By Glecy Duran and Hetty Alcuitas
While Immigration Minister Jason Kenney called December 12 a “happy day” when he announced so-called “improvements” to Canada’s flawed Live-in Caregiver Program, it was far from a happy day for Filipino live-in caregivers and their advocates. Filipino women make up over 90 percent of those entering Canada under the LCP.
Progressive organizations of Filipino women, workers, and youth maintain that the changes made to the LCP are merely cosmetic and represent yet another tactic to justify the continuation and expansion of modern-day slavery programs, like the LCP, in Canada. The National Alliance of Philippine Women in Canada, SIKLAB-Canada, Filipino-Canadian Youth Alliance, and the Filipino Nurses Support Group criticize these changes as an attempt to make the racist and antiwoman LCP more palatable to Canadians in order to cover-up the systemic weaknesses inherent in immigration policies and to defend the ongoing overhaul of the Immigration and Refugee Protection Act.
The proposed changes to the Immigration and Refugee Protection Regulations include the extension of the period of the live-in requirement from three to four years; the option of calculating the required two years of live-in work as months or hours, with the latter option including the ability to claim 390 hours of overtime work but which must be completed in no less than 22 months; and the elimination of the second medical examination when applying for permanent residency. Other minor changes were announced to the administrative side of the program.
Far from providing a genuine solution to improve the situation of live-in caregivers and to respect their human rights, these proposed changes will in reality cause more hardship and suffering for the women and will perpetuate violence against women.
Providing the option of calculating the length of live-in caregiving work by hours does not make much of a difference. If no overtime is worked, 3,900 hours equates to 24 months of work on a standard work week. If overtime is included, there is only a reduction of two months in the amount of live-in work required. And that reduction is borne on the backs of these women, who must work the equivalent of 50 to 60 days of overtime, be paid for that overtime work, and have proof of that overtime work, in order to apply to get their permanent residency two months earlier than if choosing the option of calculation by months.
Extending the three-year deadline for completing the work requirement to four years lengthens the exploitation of live-in caregivers and lengthens the separation from their families.
The elimination of the second medical examination when applying for permanent residency may in practice exclude live-in caregiver applicants in the Philippines who will now be subject to more extensive medical exams before qualifying to come to Canada. As well, the waiver of the second medical examination does not apply to live-in caregivers already in Canada.
The proposed changes do not remove the fundamental pillars of the LCP (the mandatory period of live-in work within a certain period of entry into Canada; the mandatory live-in requirement; temporary immigration status; and the employer-specific work permit) which set the conditions for abuse and exploitation. The changes do not also address the backlog and long delays women continue to face in awaiting the approval of their application for permanent residency, despite Minister Kenney’s claim that these delays have been reduced.
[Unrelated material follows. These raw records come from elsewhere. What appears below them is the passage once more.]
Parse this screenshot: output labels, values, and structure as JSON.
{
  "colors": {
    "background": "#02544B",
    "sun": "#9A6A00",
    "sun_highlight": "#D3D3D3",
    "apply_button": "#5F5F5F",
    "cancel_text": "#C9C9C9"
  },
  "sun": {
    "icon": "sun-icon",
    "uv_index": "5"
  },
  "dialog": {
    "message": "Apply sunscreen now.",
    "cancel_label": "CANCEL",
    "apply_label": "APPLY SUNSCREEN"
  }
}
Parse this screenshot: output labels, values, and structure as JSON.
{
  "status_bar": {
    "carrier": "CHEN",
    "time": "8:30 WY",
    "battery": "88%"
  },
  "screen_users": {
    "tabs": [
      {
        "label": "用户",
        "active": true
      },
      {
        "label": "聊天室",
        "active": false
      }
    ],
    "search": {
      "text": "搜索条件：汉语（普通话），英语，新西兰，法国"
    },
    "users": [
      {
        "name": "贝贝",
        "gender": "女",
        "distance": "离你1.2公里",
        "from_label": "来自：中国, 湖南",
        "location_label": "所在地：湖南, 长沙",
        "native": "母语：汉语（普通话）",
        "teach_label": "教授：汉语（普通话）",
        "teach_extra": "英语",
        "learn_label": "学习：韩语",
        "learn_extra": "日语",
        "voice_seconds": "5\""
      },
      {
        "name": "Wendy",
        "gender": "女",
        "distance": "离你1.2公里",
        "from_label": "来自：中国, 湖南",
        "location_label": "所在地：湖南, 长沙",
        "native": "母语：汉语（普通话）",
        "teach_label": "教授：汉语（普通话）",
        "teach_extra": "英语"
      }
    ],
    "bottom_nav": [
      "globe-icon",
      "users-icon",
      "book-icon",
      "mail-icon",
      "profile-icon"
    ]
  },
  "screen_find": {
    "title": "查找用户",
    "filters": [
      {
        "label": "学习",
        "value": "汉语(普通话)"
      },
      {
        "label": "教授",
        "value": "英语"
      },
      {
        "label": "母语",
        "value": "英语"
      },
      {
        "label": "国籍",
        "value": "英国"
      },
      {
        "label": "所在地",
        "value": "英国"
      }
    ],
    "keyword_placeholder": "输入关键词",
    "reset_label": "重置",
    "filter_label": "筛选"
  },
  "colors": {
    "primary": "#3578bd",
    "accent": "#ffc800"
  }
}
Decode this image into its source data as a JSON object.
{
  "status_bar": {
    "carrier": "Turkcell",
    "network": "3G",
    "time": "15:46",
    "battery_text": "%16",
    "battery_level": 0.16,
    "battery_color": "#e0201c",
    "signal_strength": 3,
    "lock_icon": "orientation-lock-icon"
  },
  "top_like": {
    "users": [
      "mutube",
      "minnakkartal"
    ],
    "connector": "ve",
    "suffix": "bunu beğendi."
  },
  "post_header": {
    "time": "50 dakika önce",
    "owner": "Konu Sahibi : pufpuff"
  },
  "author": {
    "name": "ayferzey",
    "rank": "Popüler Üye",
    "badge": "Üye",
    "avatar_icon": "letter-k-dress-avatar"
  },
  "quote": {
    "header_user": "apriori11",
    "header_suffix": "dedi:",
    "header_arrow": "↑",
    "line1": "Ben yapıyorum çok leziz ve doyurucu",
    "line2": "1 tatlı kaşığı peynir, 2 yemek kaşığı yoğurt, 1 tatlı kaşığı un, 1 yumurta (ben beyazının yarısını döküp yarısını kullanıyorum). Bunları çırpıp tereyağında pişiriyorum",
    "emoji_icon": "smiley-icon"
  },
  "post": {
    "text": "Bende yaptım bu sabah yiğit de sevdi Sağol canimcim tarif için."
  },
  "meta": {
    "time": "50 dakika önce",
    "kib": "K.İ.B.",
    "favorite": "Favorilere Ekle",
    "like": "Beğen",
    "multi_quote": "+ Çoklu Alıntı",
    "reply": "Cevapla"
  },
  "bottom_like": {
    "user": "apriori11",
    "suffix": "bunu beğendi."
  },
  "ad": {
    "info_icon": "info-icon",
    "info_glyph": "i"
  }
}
The proposed changes are an insult to all Canadians, because by maintaining the LCP the proposed changes expose the government’s failure to provide much needed social services for its citizens, such as universal childcare and eldercare programs. The LCP is the government’s de facto national childcare program. It is also being used to pave the way for the increasing privatization of healthcare, as many live-in caregivers are nurses from the Philippines taking care of the sick and elderly in private homes.
Citizenship and Immigration Canada must stop playing games with the lives of thousands of Filipino live-in caregivers. The illusory nature of the proposed changes exposes the government’s lack of political will to seriously address the long-standing demands of live-in caregivers and their advocates to abolish the mandatory live-in requirement, to grant them permanent residency upon arrival, and the accreditation of their professional backgrounds. By ignoring the demands of live-in caregivers, it is clear that Canada treats the LCP as an employer-driven program and, therefore, will always propose changes that serve the interest of the employers, agencies, and others who profit from the LCP.
Although many see this program as a way for Filipinos to enter Canada, the realities of the harsh negative short-term and long-term impacts of the LCP on Filipino women and their families far outweigh the benefits of citizenship. Offering the prize of citizenship is a classic tactic, as Canada dangles a “carrot on a stick” in order to attract and retain live-in caregivers to fulfill the dirtiest, most difficult, and dangerous jobs that no other Canadians will take.
For over 20 years now, Filipino-Canadians have been steadfast in calling for the scrapping of the LCP. A program that is inherently flawed and violent cannot and should not be reformed. As workers, we should not allow Minister Kenney to pit us against each other. Filipino women, workers, and youth will remain vigilant in their struggle to end the exploitation of and systemic violence experienced by these live-in caregivers as women and as workers. We call on the support of other progressive Canadians to support our calls for a just and progressive immigration, child-care, and health-care system.
Glecy Duran is vice chair of SIKLAB-Canada.
Hetty Alcuitas is a spokesperson for the Philippine Women Centre of B.C.